Right now it’s challenging for me to talk through hurt with one of my siblings. My brain wants to resort to name-calling and other angry-time speech options. We didn't develop conflict resolution skills between us in childhood, so now we're learning them as adults. We have a lot of unexpressed pain in my family. This pain is typically expressed through angry outbursts and/or withdrawal from communication. I want to be in a place where we allow ourselves to feel anger, directly express and discuss it in a healthy way, and fluidly continue with other topics. My sibling and I relate to each other around anger and hurt. We didn't talk much until the family moved overseas and our parents divorced. There was so much going on outside of our relationship’s world that we didn't focus much on our bond's needs. As a result, we related and yet did not relate. We talked about the chaos and related around the anger and hurt that surrounded us. Now, we want to talk with each other and neither one of us does it well. There isn't any chaos around which to relate. So, we either continue to create arguments so we can relate to that kind of pain, or we choose to build a new framework within which to relate. This one’s a lot of effort because some of the anger-argument creation is not completely conscious. It’s automatic sometimes.
I came across an interesting dissertation on culture and how it affects emotion expression, Cultural Orientation and Parent Emotion in the Chinese American Immigrant Family: Concurrent and Prospective Relations by Stephen Hanen Chen, https://escholarship.org/uc/item/1n43s5tf. [Total disclosure: I skimmed parts of it and read other sections in depth. I imagine it’s a document I’ll read here and there at various times over time. I didn’t know that there’s a whole section of psychological research that focuses on immigrant family experiences and emotion expression. That wowed me. I wonder if there’s a section of psychology that focuses on bicultural individuals’ experiences of culture.] The author brings up some interesting points that I hadn’t considered. He writes,

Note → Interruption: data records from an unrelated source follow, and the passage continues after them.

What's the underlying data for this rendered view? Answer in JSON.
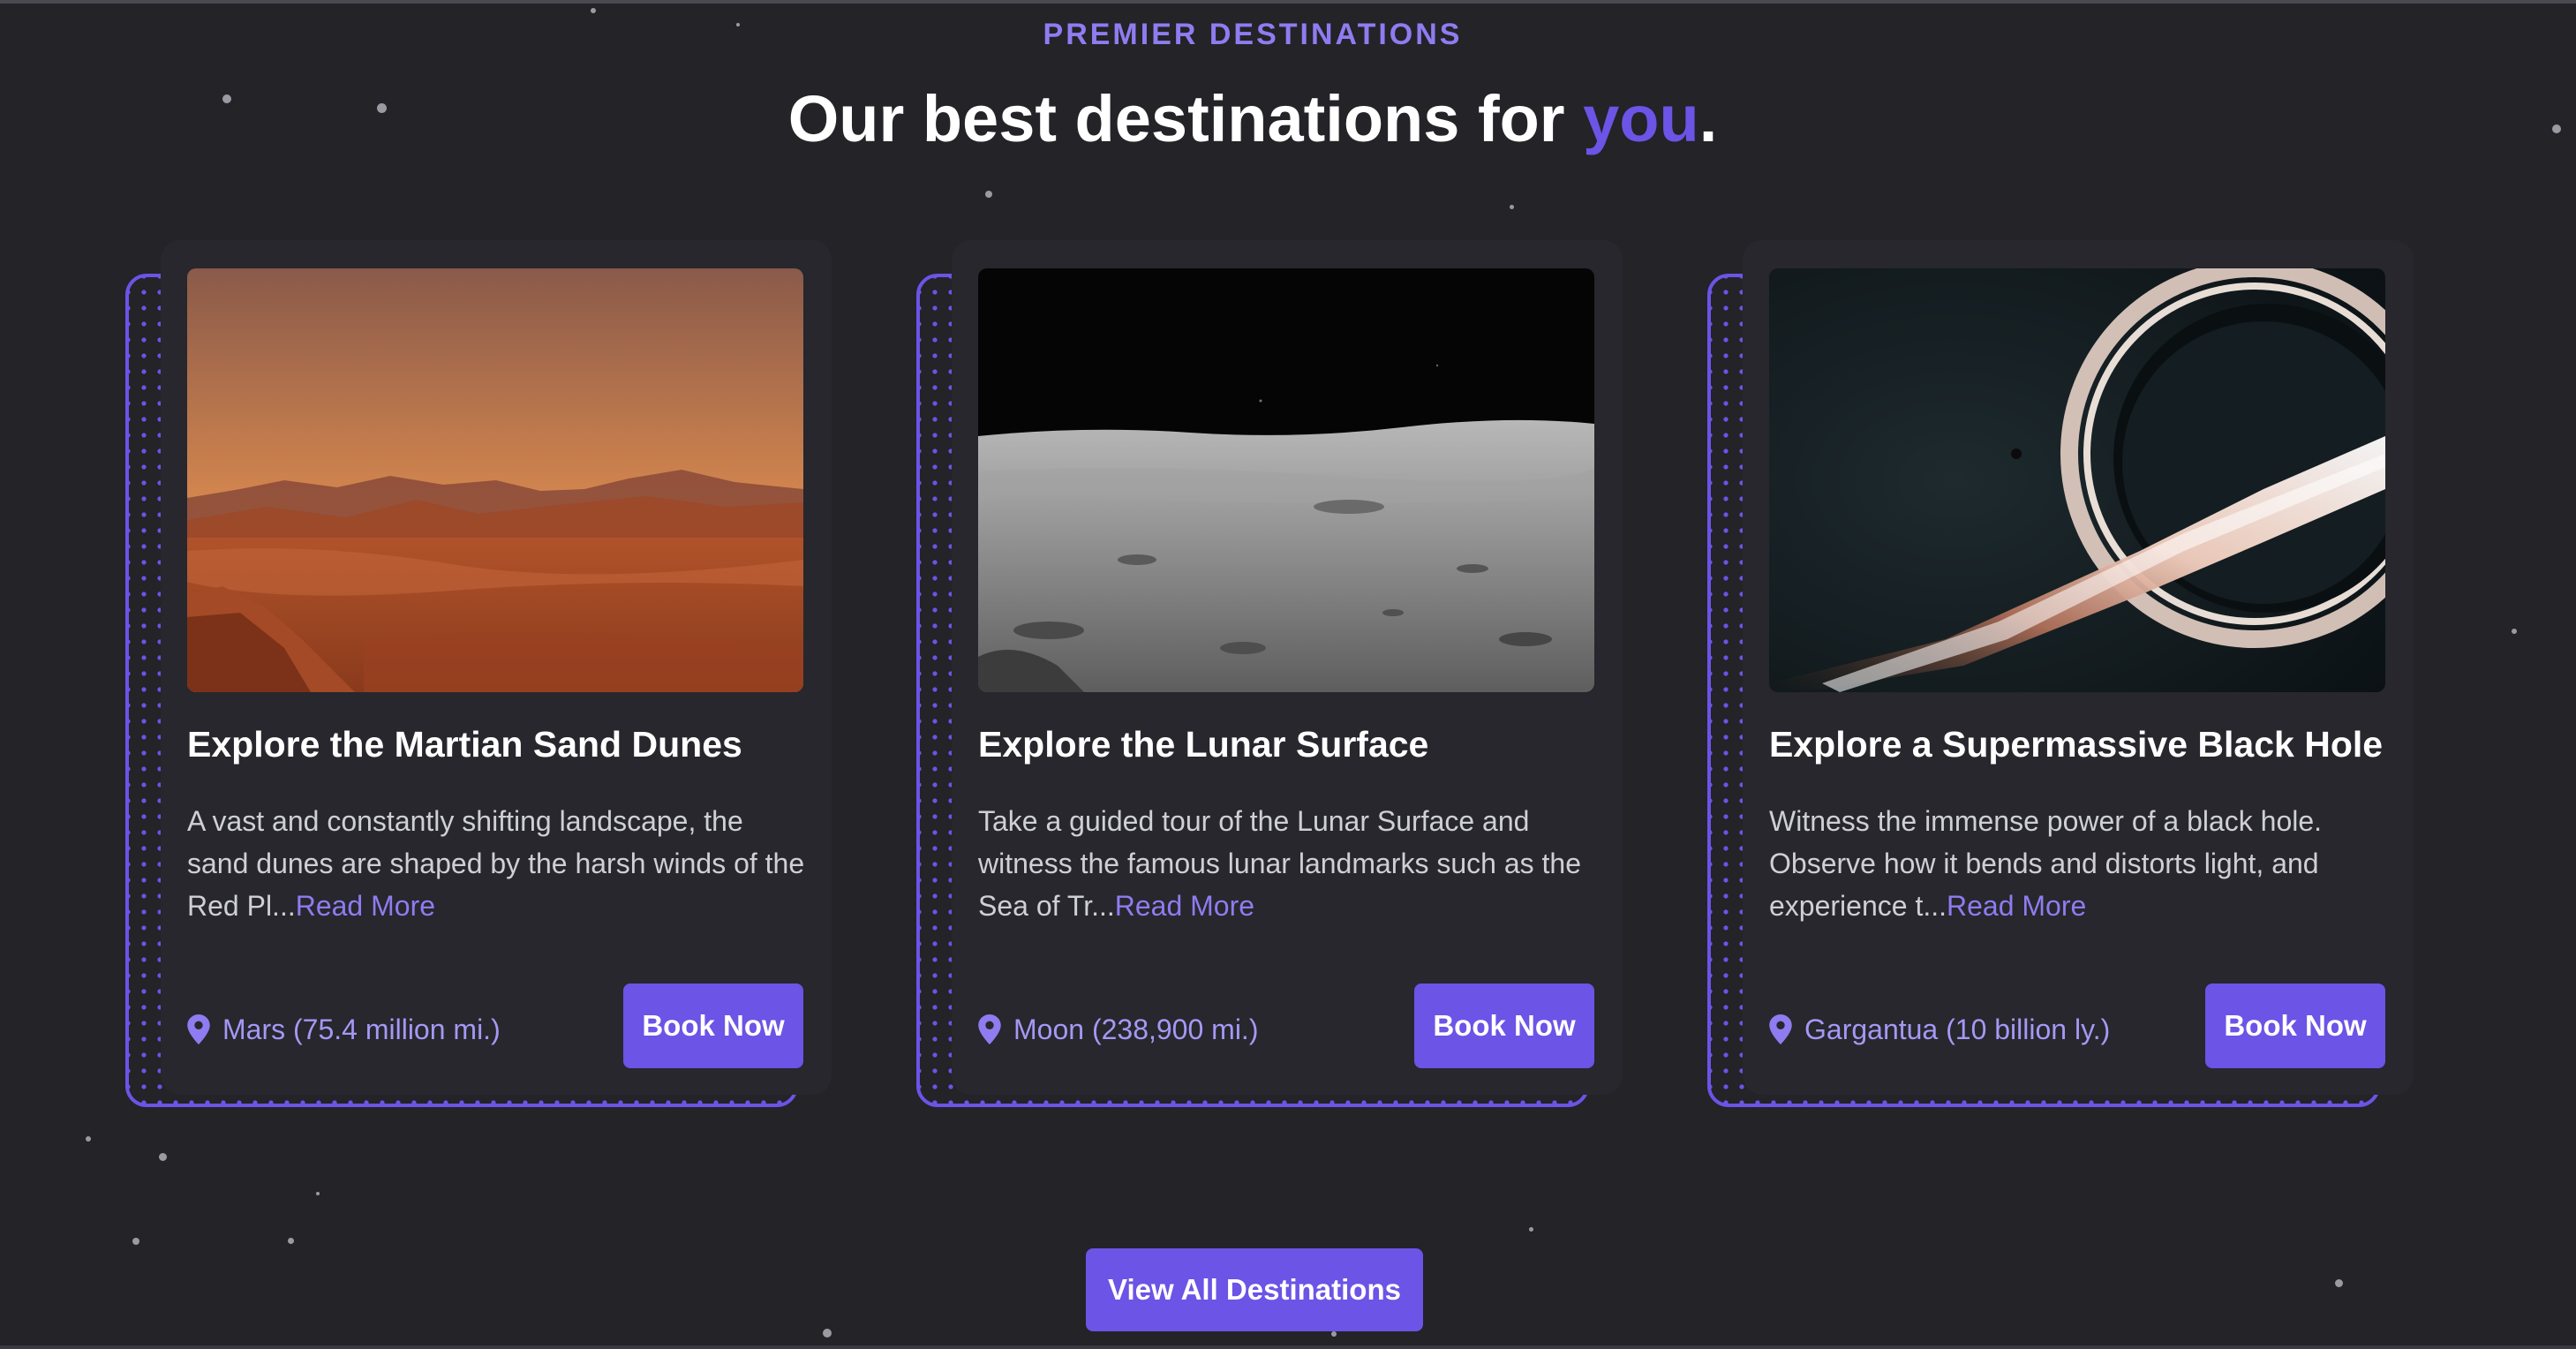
{
  "section": {
    "eyebrow": "PREMIER DESTINATIONS",
    "headline_prefix": "Our best destinations for ",
    "headline_accent": "you",
    "headline_suffix": "."
  },
  "colors": {
    "accent": "#6b54e6",
    "accent_light": "#8e7cf0",
    "background": "#232328",
    "card": "#27272d"
  },
  "cards": [
    {
      "image": "martian-sand-dunes-photo",
      "title": "Explore the Martian Sand Dunes",
      "description": "A vast and constantly shifting landscape, the sand dunes are shaped by the harsh winds of the Red Pl...",
      "read_more": "Read More",
      "location_icon": "map-pin-icon",
      "location": "Mars (75.4 million mi.)",
      "cta": "Book Now"
    },
    {
      "image": "lunar-surface-photo",
      "title": "Explore the Lunar Surface",
      "description": "Take a guided tour of the Lunar Surface and witness the famous lunar landmarks such as the Sea of Tr...",
      "read_more": "Read More",
      "location_icon": "map-pin-icon",
      "location": "Moon (238,900 mi.)",
      "cta": "Book Now"
    },
    {
      "image": "supermassive-black-hole-image",
      "title": "Explore a Supermassive Black Hole",
      "description": "Witness the immense power of a black hole. Observe how it bends and distorts light, and experience t...",
      "read_more": "Read More",
      "location_icon": "map-pin-icon",
      "location": "Gargantua (10 billion ly.)",
      "cta": "Book Now"
    }
  ],
  "footer_cta": "View All Destinations"
}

“It is an active process that transforms the biological being into a social individual …with a set of context-contingent identities” (Markus & Hamedani, 2007, p. 5). Applied to the present study of immigrant parents, this conceptualization of culture and psychology suggests that individuals exposed to a new culture both shape, and are shaped by their patterns of engagement with their host and heritage cultures. Engagement in external cultural domains – e.g., the languages they acquire or maintain, or the social circles in which they engage - may shape the construction and expression of their internal, biologically-based processes.”